  • Average cashier salary
    • Walmart – $8.53
    • Costco – $15.60
  • Average pay for low-level managerial position
    • Walmart – $44,774
    • Costco – $53,956
  • CEO compensation
    • Walmart – $19.3 million ($1.3 million salary, $4.4 million bonus, $13.6 million in stock grants)
    • Costco – $4.9 million ($650,000 salary, $200,000 bonus, about $4 million in stock options)
  • Recent quarterly year over year earnings
    • Walmart – up 1.1%
    • Costco – up 19%

So…as this Labor Day holiday draws to a close, I want to say “thank you” to all who work to provide my needs and wants…and also to say that I think it’s time for us to make some changes.

Retirement’s coming…

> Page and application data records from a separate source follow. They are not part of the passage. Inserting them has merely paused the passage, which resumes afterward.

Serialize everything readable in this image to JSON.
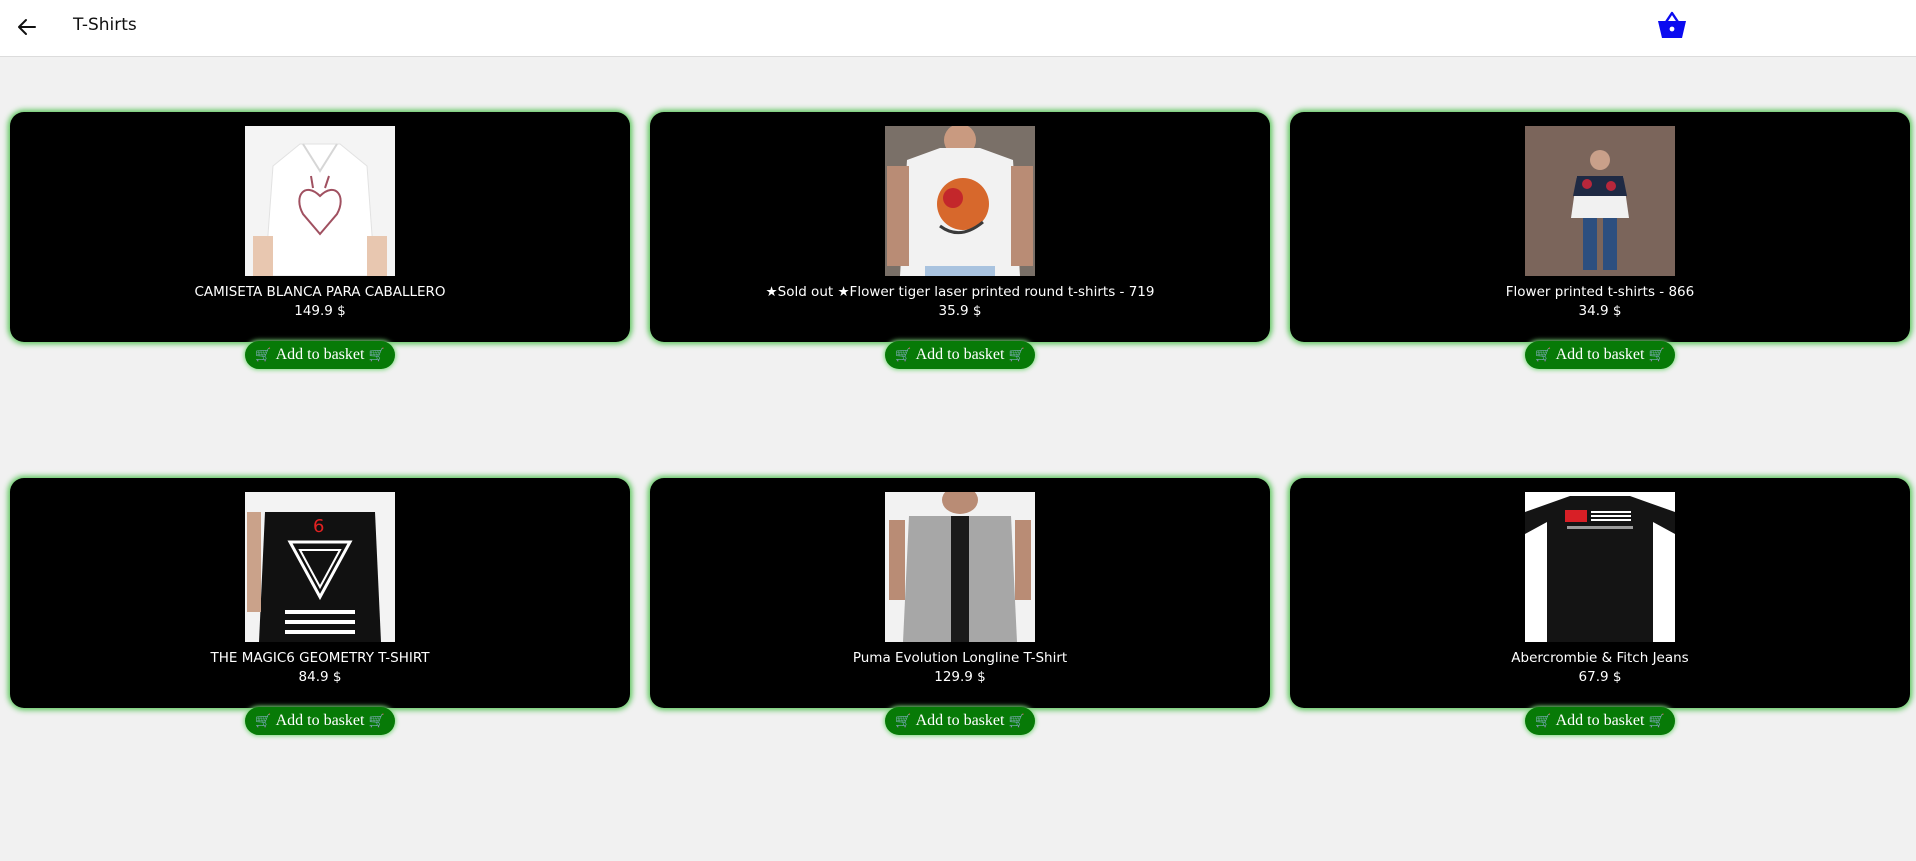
{
  "header": {
    "title": "T-Shirts",
    "back_icon": "arrow-left-icon",
    "basket_icon": "basket-icon",
    "accent": "#0b0bf0"
  },
  "colors": {
    "card_bg": "#000000",
    "card_glow": "#56c456",
    "button_bg": "#077a07"
  },
  "products": [
    {
      "name": "CAMISETA BLANCA PARA CABALLERO",
      "price": "149.9 $",
      "button_label": "Add to basket",
      "button_icon": "cart-icon"
    },
    {
      "name": "★Sold out ★Flower tiger laser printed round t-shirts - 719",
      "price": "35.9 $",
      "button_label": "Add to basket",
      "button_icon": "cart-icon"
    },
    {
      "name": "Flower printed t-shirts - 866",
      "price": "34.9 $",
      "button_label": "Add to basket",
      "button_icon": "cart-icon"
    },
    {
      "name": "THE MAGIC6 GEOMETRY T-SHIRT",
      "price": "84.9 $",
      "button_label": "Add to basket",
      "button_icon": "cart-icon"
    },
    {
      "name": "Puma Evolution Longline T-Shirt",
      "price": "129.9 $",
      "button_label": "Add to basket",
      "button_icon": "cart-icon"
    },
    {
      "name": "Abercrombie & Fitch Jeans",
      "price": "67.9 $",
      "button_label": "Add to basket",
      "button_icon": "cart-icon"
    }
  ]
}
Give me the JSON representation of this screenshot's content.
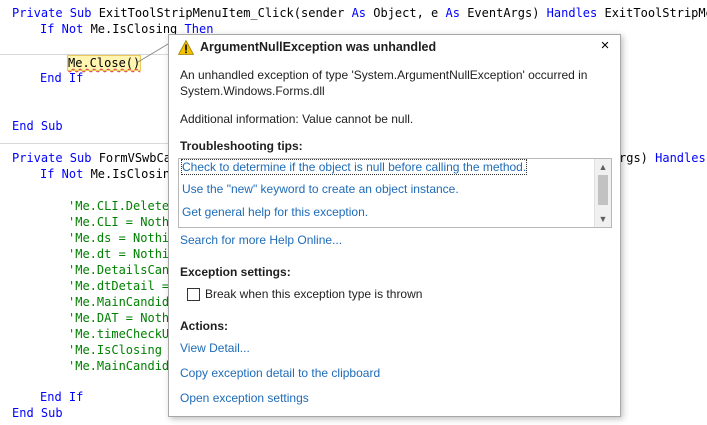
{
  "code": {
    "line1": {
      "kw1": "Private Sub",
      "name": " ExitToolStripMenuItem_Click(sender ",
      "kw2": "As",
      "t1": " Object, e ",
      "kw3": "As",
      "t2": " EventArgs) ",
      "kw4": "Handles",
      "t3": " ExitToolStripMenuI"
    },
    "line2": {
      "kw1": "If Not",
      "t1": " Me.IsClosing ",
      "kw2": "Then"
    },
    "line3": {
      "text": "Me.Close()"
    },
    "line4": {
      "kw": "End If"
    },
    "line5": {
      "kw": "End Sub"
    },
    "line6": {
      "kw1": "Private Sub",
      "name": " FormVSwbCar",
      "tail": "rgs) ",
      "kw2": "Handles"
    },
    "line7": {
      "kw1": "If Not",
      "t1": " Me.IsClosin"
    },
    "comments": [
      "'Me.CLI.Delete",
      "'Me.CLI = Nothi",
      "'Me.ds = Nothi",
      "'Me.dt = Nothin",
      "'Me.DetailsCan",
      "'Me.dtDetail =",
      "'Me.MainCandid",
      "'Me.DAT = Nothi",
      "'Me.timeCheckU",
      "'Me.IsClosing ",
      "'Me.MainCandid"
    ],
    "end_if": "End If",
    "end_sub": "End Sub"
  },
  "dialog": {
    "title": "ArgumentNullException was unhandled",
    "close_glyph": "×",
    "message": "An unhandled exception of type 'System.ArgumentNullException' occurred in System.Windows.Forms.dll",
    "additional": "Additional information: Value cannot be null.",
    "tips_heading": "Troubleshooting tips:",
    "tips": [
      "Check to determine if the object is null before calling the method.",
      "Use the \"new\" keyword to create an object instance.",
      "Get general help for this exception."
    ],
    "search_link": "Search for more Help Online...",
    "exception_settings_heading": "Exception settings:",
    "break_checkbox_label": "Break when this exception type is thrown",
    "break_checked": false,
    "actions_heading": "Actions:",
    "actions": [
      "View Detail...",
      "Copy exception detail to the clipboard",
      "Open exception settings"
    ]
  },
  "colors": {
    "keyword": "#0000ff",
    "comment": "#008000",
    "link": "#1e6bb8",
    "warning": "#f2c200"
  },
  "icons": {
    "warning": "warning-icon",
    "close": "close-icon"
  }
}
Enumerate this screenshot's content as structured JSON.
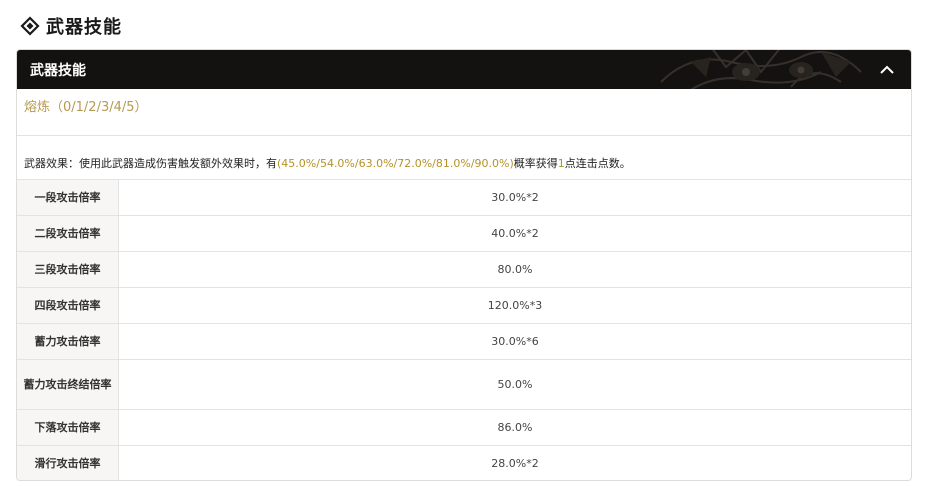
{
  "section": {
    "title": "武器技能",
    "icon": "diamond-icon"
  },
  "panel": {
    "header_title": "武器技能",
    "collapse_icon": "chevron-up-icon",
    "refine_label": "熔炼（0/1/2/3/4/5）",
    "effect": {
      "prefix": "武器效果：使用此武器造成伤害触发额外效果时，有",
      "chance": "(45.0%/54.0%/63.0%/72.0%/81.0%/90.0%)",
      "middle": "概率获得",
      "count": "1",
      "suffix": "点连击点数。"
    },
    "rows": [
      {
        "label": "一段攻击倍率",
        "value": "30.0%*2"
      },
      {
        "label": "二段攻击倍率",
        "value": "40.0%*2"
      },
      {
        "label": "三段攻击倍率",
        "value": "80.0%"
      },
      {
        "label": "四段攻击倍率",
        "value": "120.0%*3"
      },
      {
        "label": "蓄力攻击倍率",
        "value": "30.0%*6"
      },
      {
        "label": "蓄力攻击终结倍率",
        "value": "50.0%"
      },
      {
        "label": "下落攻击倍率",
        "value": "86.0%"
      },
      {
        "label": "滑行攻击倍率",
        "value": "28.0%*2"
      }
    ]
  },
  "colors": {
    "header_bg": "#141210",
    "refine_gold": "#b69a52",
    "chance_gold": "#b59225",
    "label_bg": "#f7f6f4"
  }
}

I hadn’t planned on retiring. I thought my job was mine for as long as I wanted it–and I was still enjoying it. But then I found that I had been misinformed–that the position I was in had mandatory retirement, and I was old enough that it was kicking in.

My initial reaction was frustration and–yes–some anger. I could still do my job effectively…still loved what I was doing. I asked for a waiver, something I thought might be possible, based on some of the information I found. But it was denied.

So then I had a choice.

I could either go angrily and grumpily into retirement…or I could embrace it and leave on good terms. I had already been through one very difficult time when I struggled with similar reactions, and I did not want to go down that road again. So the choice really was relatively easy.

And you know something?

The closer it’s getting to retirement, the more I’m looking forward to it!

Yes, I have loved my job…and there are still elements of it I want to be involved with–as a volunteer.

But as the author of Ecclesiastes said (and the Byrds appropriated for one of my favorite songs)…“To everything there is a season…” And I’m discovering that facing retirement–while it closes one door behind–opens up a myriad of choices!

There are so many things I’ve wanted to do in the past but didn’t have time for…and new possibilities, new discoveries.

I’ve heard people say before that they didn’t know how they had time to get everything done when they were working, and I’m beginning to understand that statement. As I look at the options before me…all the doors just waiting to be opened…I’m excited.

Sometimes we make choices…sometimes they’re made for us. But we determine how we react to them–and while there is much I will miss when the new year starts, there is so much to look forward to.